The deadline for a federal program allowing tribes to apply for broadband spectrum access has been extended a month.
Since February, the Federal Communications Commission has been accepting applications from tribes across the country to gain access to the 2.5 GHz broadband spectrum. Under this rural tribal window, tribes would be able to access parts of the broadband spectrum that fall on their tribal land. With those licenses, tribes could have the potential to start their own broadband internet networks for their communities.
The original deadline for tribes to apply for the licenses was Monday, Aug. 1. In a statement, FCC commissioner Ajit Pai said that the extension strikes a balance between giving tribes ample time to apply in light of the pandemic, while also not delaying access for tribes who have already applied.
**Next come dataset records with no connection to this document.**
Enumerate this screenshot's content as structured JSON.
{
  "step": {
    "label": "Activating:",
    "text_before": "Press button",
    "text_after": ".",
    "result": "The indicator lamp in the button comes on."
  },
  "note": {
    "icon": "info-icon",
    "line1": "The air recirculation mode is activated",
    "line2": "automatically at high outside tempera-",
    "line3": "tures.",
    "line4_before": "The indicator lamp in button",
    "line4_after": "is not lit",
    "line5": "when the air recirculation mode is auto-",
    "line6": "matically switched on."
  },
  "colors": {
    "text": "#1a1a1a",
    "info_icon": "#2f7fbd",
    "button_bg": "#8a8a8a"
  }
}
He said, “a much longer extension would substantially delay our award of licenses to Tribal entities, and thus delay their ability to use this spectrum to connect those consumers living on Tribal lands.”
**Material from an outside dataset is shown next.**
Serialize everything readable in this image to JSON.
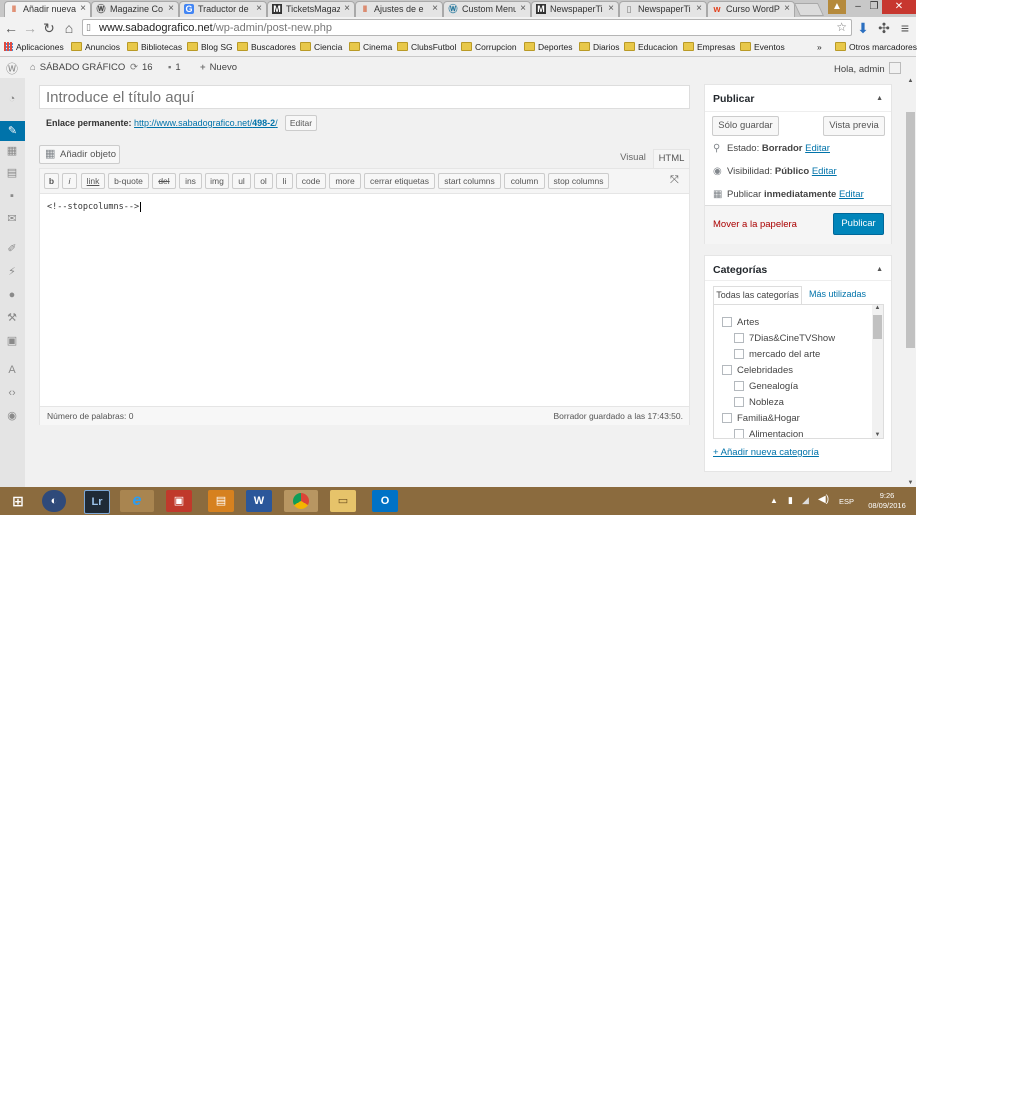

The new deadline for tribes to apply for broadband access is Tuesday, Sept. 2. After that, the licenses will be auctioned off.
To date, more than 60 tribes across Alaska have applied for 2.5 GHz broadband access with the FCC, from the Northwest Arctic village of Noorvik down to the Southeast village of Skagway.